WORK TASK —
Below are some entries. Reproduce them word for word.

***

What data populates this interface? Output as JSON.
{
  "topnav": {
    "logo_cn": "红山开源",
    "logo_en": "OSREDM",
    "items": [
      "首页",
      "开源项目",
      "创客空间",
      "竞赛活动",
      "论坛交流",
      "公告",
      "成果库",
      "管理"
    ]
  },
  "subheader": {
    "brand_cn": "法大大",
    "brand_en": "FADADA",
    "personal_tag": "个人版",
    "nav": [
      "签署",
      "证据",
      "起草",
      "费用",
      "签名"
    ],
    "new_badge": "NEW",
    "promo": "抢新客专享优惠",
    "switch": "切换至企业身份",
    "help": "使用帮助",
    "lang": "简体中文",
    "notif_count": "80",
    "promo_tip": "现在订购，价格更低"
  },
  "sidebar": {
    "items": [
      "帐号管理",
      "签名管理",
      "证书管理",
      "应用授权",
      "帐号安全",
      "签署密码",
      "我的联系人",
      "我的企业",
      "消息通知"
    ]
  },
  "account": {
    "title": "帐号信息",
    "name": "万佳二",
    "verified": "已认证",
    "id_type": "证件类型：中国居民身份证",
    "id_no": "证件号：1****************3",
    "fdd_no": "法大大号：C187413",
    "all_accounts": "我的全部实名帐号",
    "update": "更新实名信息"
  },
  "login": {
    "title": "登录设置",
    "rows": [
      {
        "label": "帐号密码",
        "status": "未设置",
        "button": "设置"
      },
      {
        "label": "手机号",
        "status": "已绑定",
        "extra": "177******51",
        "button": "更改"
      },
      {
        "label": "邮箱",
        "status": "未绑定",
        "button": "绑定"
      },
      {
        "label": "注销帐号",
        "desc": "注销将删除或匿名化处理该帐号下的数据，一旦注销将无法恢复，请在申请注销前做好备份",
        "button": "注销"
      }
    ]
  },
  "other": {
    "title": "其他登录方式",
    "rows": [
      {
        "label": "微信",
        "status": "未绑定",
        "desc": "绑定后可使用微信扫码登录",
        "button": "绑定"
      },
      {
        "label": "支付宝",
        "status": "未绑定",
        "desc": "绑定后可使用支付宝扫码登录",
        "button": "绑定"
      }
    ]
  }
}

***

REPLY —
What data populates this interface? Output as JSON.
{
  "topnav": {
    "logo_cn": "红山开源",
    "logo_en": "OSREDM",
    "items": [
      "首页",
      "开源项目",
      "创客空间",
      "竞赛活动",
      "论坛交流",
      "公告",
      "成果库",
      "管理"
    ]
  },
  "subheader": {
    "brand_cn": "法大大",
    "brand_en": "FADADA",
    "personal_tag": "个人版",
    "nav": [
      "签署",
      "证据",
      "起草",
      "费用",
      "签名"
    ],
    "new_badge": "NEW",
    "promo": "抢新客专享优惠",
    "switch": "切换至企业身份",
    "help": "使用帮助",
    "lang": "简体中文",
    "notif_count": "80",
    "promo_tip": "现在订购，价格更低"
  },
  "sidebar": {
    "items": [
      "帐号管理",
      "签名管理",
      "证书管理",
      "应用授权",
      "帐号安全",
      "签署密码",
      "我的联系人",
      "我的企业",
      "消息通知"
    ]
  },
  "account": {
    "title": "帐号信息",
    "name": "万佳二",
    "verified": "已认证",
    "id_type": "证件类型：中国居民身份证",
    "id_no": "证件号：1****************3",
    "fdd_no": "法大大号：C187413",
    "all_accounts": "我的全部实名帐号",
    "update": "更新实名信息"
  },
  "login": {
    "title": "登录设置",
    "rows": [
      {
        "label": "帐号密码",
        "status": "未设置",
        "button": "设置"
      },
      {
        "label": "手机号",
        "status": "已绑定",
        "extra": "177******51",
        "button": "更改"
      },
      {
        "label": "邮箱",
        "status": "未绑定",
        "button": "绑定"
      },
      {
        "label": "注销帐号",
        "desc": "注销将删除或匿名化处理该帐号下的数据，一旦注销将无法恢复，请在申请注销前做好备份",
        "button": "注销"
      }
    ]
  },
  "other": {
    "title": "其他登录方式",
    "rows": [
      {
        "label": "微信",
        "status": "未绑定",
        "desc": "绑定后可使用微信扫码登录",
        "button": "绑定"
      },
      {
        "label": "支付宝",
        "status": "未绑定",
        "desc": "绑定后可使用支付宝扫码登录",
        "button": "绑定"
      }
    ]
  }
}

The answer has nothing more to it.